UK fund management group Foreign & Colonial wants directors to be forced to pay back bonuses if it is later proved that their company had not been performing as well as it appeared.
According to a story in today's Guardian, Foreign & Colonial are targeting payouts made to executives of the Jarvis group, six of whose directors shared a payout of £807,000 despite the firm's share price having crashed from 566p to 9.5p, and Shell.
Karina Litvack, Foreign & Colonial's head of corporate governance, said: "We feel very strongly that this needs to be looked at. Shareholders should be protected against incompetence or lies." The Jarvis payouts were unacceptable, she said. "Something went horribly wrong and someone should have to take responsibility." Ms Litvack also suggested that directors had a moral responsibility to hand back cash they had not earned. "How can they accept the money?" she asked.

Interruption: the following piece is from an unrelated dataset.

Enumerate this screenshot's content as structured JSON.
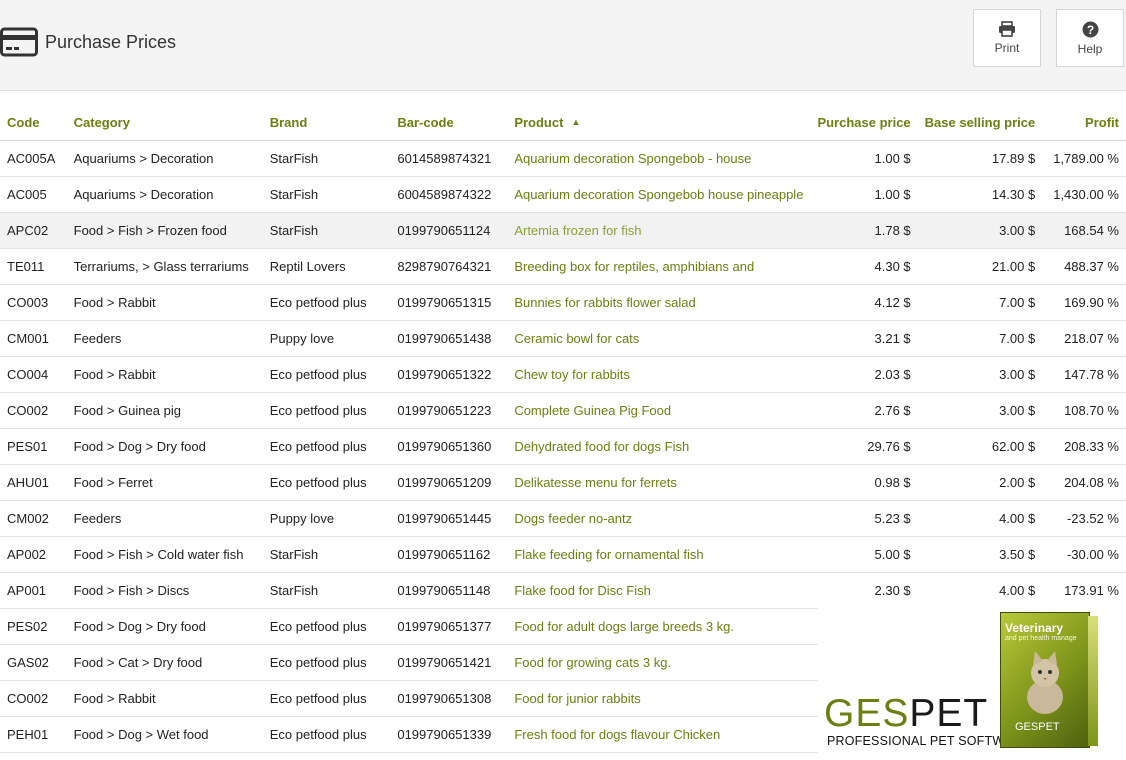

Foreign & Colonial also singled out Sir Phil Watts at Shell, who was ousted in March with more than £1m to cover his monthly salary to June 2005. "His bonuses were paid on the basis of [oil] reserves that were not there," Ms Litvack said.
. . . . Foreign & Colonial said a firm's remuneration committee "should maintain authority to withhold or reclaim all or part of non-base pay, including cash bonuses, options and stock awards, from executives" where appropriate.
Looking more closely at executive pay, it seems as if Foreign & Colonial have hit the spot with their focus on bonus payments. According to an analysis published earlier this month by pay consultancy Independent Remuneration Solutions (IRS), the basic average CEO salary of £968,000 adds up to an average of only 16 per cent of their total pay.
The plethora of additional benefits raises their average total remuneration package to £5.9m, IRS found.
And as another pay consultancy, Halliwell, has pointed out, the idea that these bonuses are linked to performance is "nonsense" because most are paid irrespective of whether firms meet their profit growth targets.
Yet another analysis has even shown that there is an inverse relationship between pay and profitability – the more the boss gets paid, the worse the company tends to perform.
While this type of pressure from institutional investors will undoubtedly begin to have an effect on executive pay in Britain, it may take rather longer to make itself felt across the Atlantic – where the CEO of Siebel Systems has received a $4.5m (£2.5m) severance package after less than a year in the job.